After quite a rocky year, Ultra Music Festival will be continuing and improving their sustainability efforts come 2020.
Miami commissioners kicked Ultra out of their 18 year home, in the heart of downtown, last year. Ultra was forced to relocate to Virginia Key Beach this year, and was faced with criticisms from every direction.
Studies came out detailing the environmental impact of having Ultra at Virginia Key Park. According to University of Miami researchers, local toadfish acquired higher stress levels with loud sounds. The long term effects, however, were inconclusive.
With Mission: Home, Ultra Music Festival plans to continue and improve its sustainability efforts.
Mission: Home initiatives avoided the use of 526,000 single-use plastic items and diverted 60,360 pounds of waste from landfills. 31% of the waste created during the festival was recycled or composted and 100% of recycling loads were accepted by the local facility.
“This event has set the bar very high for all events… We were astonished at how clean the park was from the start of each day to the end of each day,” Virginia Key Beach Park Trust Special Events Liaison Michelle Swaby wrote in an email to the City of Miami Commissioners. “Even the attendees did their part in throwing trash in the proper receptacles.”
Ultra even scored an “A” on their overall sustainability efforts for last year. Local environmental organizations VolunteerCleanup.org, Surfrider Miami, and Debris Free Oceans collaborated on an unbiased, third-party report card detailing Ultra’s achievements and key learnings, giving the festival an overall first-year sustainability grade of an ‘A’. Of the 19 initiatives that received an individual grade, 14 received a grade of A- or higher.
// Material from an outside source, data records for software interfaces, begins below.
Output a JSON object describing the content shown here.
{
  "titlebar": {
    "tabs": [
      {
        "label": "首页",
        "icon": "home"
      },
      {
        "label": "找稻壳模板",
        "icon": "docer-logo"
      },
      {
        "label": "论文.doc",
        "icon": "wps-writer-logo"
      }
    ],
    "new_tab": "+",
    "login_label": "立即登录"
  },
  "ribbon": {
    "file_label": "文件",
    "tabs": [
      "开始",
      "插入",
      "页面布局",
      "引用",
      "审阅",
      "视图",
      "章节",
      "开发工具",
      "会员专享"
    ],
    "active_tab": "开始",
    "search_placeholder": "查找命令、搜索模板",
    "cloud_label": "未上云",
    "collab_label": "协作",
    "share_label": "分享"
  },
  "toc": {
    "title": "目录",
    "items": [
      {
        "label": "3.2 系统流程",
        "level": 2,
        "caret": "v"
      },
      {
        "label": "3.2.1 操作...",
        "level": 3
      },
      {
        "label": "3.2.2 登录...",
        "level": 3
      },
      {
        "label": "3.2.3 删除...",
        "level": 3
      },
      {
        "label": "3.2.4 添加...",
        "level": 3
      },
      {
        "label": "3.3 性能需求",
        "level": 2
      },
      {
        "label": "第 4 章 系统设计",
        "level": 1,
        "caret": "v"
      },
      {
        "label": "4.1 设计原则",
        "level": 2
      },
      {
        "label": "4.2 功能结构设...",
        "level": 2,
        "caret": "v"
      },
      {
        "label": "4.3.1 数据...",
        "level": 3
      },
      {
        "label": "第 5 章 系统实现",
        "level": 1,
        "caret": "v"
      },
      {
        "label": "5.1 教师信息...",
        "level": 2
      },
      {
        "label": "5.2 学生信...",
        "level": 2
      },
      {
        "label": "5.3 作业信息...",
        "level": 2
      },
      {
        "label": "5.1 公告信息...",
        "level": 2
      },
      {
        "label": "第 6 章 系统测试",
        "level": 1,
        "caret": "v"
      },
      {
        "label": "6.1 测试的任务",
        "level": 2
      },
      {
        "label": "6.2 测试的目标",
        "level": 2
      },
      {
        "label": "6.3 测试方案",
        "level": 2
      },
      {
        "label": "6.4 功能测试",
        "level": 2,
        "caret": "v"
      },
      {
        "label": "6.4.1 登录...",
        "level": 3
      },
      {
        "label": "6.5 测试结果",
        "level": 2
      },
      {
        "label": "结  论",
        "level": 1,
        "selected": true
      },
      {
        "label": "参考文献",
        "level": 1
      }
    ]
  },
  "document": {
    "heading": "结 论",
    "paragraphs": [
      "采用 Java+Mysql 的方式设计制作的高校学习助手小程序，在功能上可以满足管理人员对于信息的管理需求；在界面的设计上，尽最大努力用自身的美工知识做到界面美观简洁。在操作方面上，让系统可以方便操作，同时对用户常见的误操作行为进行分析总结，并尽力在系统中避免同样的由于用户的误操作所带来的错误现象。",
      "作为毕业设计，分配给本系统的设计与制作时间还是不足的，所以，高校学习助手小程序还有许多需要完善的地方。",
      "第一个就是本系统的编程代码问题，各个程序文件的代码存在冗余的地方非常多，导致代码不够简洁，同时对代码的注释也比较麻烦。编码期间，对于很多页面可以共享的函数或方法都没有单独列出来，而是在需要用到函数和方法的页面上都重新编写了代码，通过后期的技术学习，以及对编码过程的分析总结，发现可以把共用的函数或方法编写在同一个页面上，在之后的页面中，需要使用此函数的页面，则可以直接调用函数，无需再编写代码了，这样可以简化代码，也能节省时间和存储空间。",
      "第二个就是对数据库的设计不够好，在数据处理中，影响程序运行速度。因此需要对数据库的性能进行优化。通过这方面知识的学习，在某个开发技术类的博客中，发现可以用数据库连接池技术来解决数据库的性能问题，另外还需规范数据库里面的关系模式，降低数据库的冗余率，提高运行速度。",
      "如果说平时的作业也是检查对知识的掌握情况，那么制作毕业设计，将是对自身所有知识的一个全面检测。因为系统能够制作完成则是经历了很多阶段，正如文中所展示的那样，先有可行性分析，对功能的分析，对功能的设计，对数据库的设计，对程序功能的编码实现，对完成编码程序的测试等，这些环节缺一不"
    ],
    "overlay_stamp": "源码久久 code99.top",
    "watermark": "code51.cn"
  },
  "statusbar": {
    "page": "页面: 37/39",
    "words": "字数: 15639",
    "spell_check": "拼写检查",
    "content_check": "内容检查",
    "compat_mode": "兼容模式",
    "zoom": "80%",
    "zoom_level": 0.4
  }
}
Ultra has faced some significant backlash in the past year. In my opinion, what they’ve planned and done in such a short amount of time for the environment is wonderful. Not many large scale festivals can say the same.